▸ **TASK BRIEF**
Please repeat the listing below in its entirety, exactly.

▸ **DATA FOR THIS EXERCISE**

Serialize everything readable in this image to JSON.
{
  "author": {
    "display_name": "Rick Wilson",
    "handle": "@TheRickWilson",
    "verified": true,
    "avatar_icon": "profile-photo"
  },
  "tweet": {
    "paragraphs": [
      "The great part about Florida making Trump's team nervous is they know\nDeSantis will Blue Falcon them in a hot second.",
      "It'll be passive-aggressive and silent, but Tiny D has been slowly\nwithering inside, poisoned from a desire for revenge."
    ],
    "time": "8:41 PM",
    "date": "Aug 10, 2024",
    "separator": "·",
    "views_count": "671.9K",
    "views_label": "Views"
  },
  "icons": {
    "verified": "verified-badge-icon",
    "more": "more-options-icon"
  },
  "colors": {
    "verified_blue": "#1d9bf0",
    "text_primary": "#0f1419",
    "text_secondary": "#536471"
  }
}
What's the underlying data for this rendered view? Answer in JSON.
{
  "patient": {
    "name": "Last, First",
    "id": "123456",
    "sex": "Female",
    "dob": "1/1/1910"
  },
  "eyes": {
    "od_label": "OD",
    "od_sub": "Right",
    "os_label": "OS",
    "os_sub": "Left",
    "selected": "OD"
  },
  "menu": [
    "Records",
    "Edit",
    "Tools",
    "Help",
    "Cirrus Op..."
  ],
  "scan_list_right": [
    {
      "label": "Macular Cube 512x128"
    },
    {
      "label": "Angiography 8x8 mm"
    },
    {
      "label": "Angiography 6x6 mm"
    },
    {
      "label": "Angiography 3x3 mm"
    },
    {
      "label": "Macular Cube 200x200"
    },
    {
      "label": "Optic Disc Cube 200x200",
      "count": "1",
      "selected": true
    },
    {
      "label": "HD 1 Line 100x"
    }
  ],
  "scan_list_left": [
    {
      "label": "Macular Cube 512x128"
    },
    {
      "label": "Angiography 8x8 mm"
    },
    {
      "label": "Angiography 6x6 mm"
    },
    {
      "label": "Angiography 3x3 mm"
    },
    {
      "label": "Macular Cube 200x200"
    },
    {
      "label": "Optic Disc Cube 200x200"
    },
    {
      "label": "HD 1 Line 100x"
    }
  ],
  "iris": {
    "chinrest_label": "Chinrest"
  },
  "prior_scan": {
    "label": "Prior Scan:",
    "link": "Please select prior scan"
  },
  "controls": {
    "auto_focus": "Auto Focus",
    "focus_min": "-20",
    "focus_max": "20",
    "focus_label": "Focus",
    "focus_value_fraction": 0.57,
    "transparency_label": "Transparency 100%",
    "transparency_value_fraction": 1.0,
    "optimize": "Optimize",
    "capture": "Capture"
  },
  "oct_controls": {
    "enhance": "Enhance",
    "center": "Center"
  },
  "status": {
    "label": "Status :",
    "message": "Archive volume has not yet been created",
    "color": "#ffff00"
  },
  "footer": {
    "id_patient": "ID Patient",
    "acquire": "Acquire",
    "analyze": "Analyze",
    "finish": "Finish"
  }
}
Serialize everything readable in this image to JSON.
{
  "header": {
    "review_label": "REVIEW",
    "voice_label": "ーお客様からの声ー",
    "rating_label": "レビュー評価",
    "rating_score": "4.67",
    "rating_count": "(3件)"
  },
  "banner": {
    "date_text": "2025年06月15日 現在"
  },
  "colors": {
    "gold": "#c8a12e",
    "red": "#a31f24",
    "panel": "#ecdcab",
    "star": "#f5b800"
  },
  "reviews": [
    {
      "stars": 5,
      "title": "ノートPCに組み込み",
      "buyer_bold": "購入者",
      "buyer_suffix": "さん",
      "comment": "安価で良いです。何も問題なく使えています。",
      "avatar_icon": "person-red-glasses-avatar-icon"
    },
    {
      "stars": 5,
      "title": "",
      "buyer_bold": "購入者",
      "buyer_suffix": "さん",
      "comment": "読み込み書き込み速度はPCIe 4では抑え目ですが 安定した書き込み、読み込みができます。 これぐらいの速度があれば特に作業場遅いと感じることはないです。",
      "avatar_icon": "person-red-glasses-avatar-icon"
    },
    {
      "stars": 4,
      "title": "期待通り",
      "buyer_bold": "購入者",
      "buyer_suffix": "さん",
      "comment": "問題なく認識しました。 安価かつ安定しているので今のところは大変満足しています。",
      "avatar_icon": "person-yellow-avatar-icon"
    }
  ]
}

▸ **RESPONSE**
Serialize everything readable in this image to JSON.
{
  "author": {
    "display_name": "Rick Wilson",
    "handle": "@TheRickWilson",
    "verified": true,
    "avatar_icon": "profile-photo"
  },
  "tweet": {
    "paragraphs": [
      "The great part about Florida making Trump's team nervous is they know\nDeSantis will Blue Falcon them in a hot second.",
      "It'll be passive-aggressive and silent, but Tiny D has been slowly\nwithering inside, poisoned from a desire for revenge."
    ],
    "time": "8:41 PM",
    "date": "Aug 10, 2024",
    "separator": "·",
    "views_count": "671.9K",
    "views_label": "Views"
  },
  "icons": {
    "verified": "verified-badge-icon",
    "more": "more-options-icon"
  },
  "colors": {
    "verified_blue": "#1d9bf0",
    "text_primary": "#0f1419",
    "text_secondary": "#536471"
  }
}
What's the underlying data for this rendered view? Answer in JSON.
{
  "patient": {
    "name": "Last, First",
    "id": "123456",
    "sex": "Female",
    "dob": "1/1/1910"
  },
  "eyes": {
    "od_label": "OD",
    "od_sub": "Right",
    "os_label": "OS",
    "os_sub": "Left",
    "selected": "OD"
  },
  "menu": [
    "Records",
    "Edit",
    "Tools",
    "Help",
    "Cirrus Op..."
  ],
  "scan_list_right": [
    {
      "label": "Macular Cube 512x128"
    },
    {
      "label": "Angiography 8x8 mm"
    },
    {
      "label": "Angiography 6x6 mm"
    },
    {
      "label": "Angiography 3x3 mm"
    },
    {
      "label": "Macular Cube 200x200"
    },
    {
      "label": "Optic Disc Cube 200x200",
      "count": "1",
      "selected": true
    },
    {
      "label": "HD 1 Line 100x"
    }
  ],
  "scan_list_left": [
    {
      "label": "Macular Cube 512x128"
    },
    {
      "label": "Angiography 8x8 mm"
    },
    {
      "label": "Angiography 6x6 mm"
    },
    {
      "label": "Angiography 3x3 mm"
    },
    {
      "label": "Macular Cube 200x200"
    },
    {
      "label": "Optic Disc Cube 200x200"
    },
    {
      "label": "HD 1 Line 100x"
    }
  ],
  "iris": {
    "chinrest_label": "Chinrest"
  },
  "prior_scan": {
    "label": "Prior Scan:",
    "link": "Please select prior scan"
  },
  "controls": {
    "auto_focus": "Auto Focus",
    "focus_min": "-20",
    "focus_max": "20",
    "focus_label": "Focus",
    "focus_value_fraction": 0.57,
    "transparency_label": "Transparency 100%",
    "transparency_value_fraction": 1.0,
    "optimize": "Optimize",
    "capture": "Capture"
  },
  "oct_controls": {
    "enhance": "Enhance",
    "center": "Center"
  },
  "status": {
    "label": "Status :",
    "message": "Archive volume has not yet been created",
    "color": "#ffff00"
  },
  "footer": {
    "id_patient": "ID Patient",
    "acquire": "Acquire",
    "analyze": "Analyze",
    "finish": "Finish"
  }
}
Serialize everything readable in this image to JSON.
{
  "header": {
    "review_label": "REVIEW",
    "voice_label": "ーお客様からの声ー",
    "rating_label": "レビュー評価",
    "rating_score": "4.67",
    "rating_count": "(3件)"
  },
  "banner": {
    "date_text": "2025年06月15日 現在"
  },
  "colors": {
    "gold": "#c8a12e",
    "red": "#a31f24",
    "panel": "#ecdcab",
    "star": "#f5b800"
  },
  "reviews": [
    {
      "stars": 5,
      "title": "ノートPCに組み込み",
      "buyer_bold": "購入者",
      "buyer_suffix": "さん",
      "comment": "安価で良いです。何も問題なく使えています。",
      "avatar_icon": "person-red-glasses-avatar-icon"
    },
    {
      "stars": 5,
      "title": "",
      "buyer_bold": "購入者",
      "buyer_suffix": "さん",
      "comment": "読み込み書き込み速度はPCIe 4では抑え目ですが 安定した書き込み、読み込みができます。 これぐらいの速度があれば特に作業場遅いと感じることはないです。",
      "avatar_icon": "person-red-glasses-avatar-icon"
    },
    {
      "stars": 4,
      "title": "期待通り",
      "buyer_bold": "購入者",
      "buyer_suffix": "さん",
      "comment": "問題なく認識しました。 安価かつ安定しているので今のところは大変満足しています。",
      "avatar_icon": "person-yellow-avatar-icon"
    }
  ]
}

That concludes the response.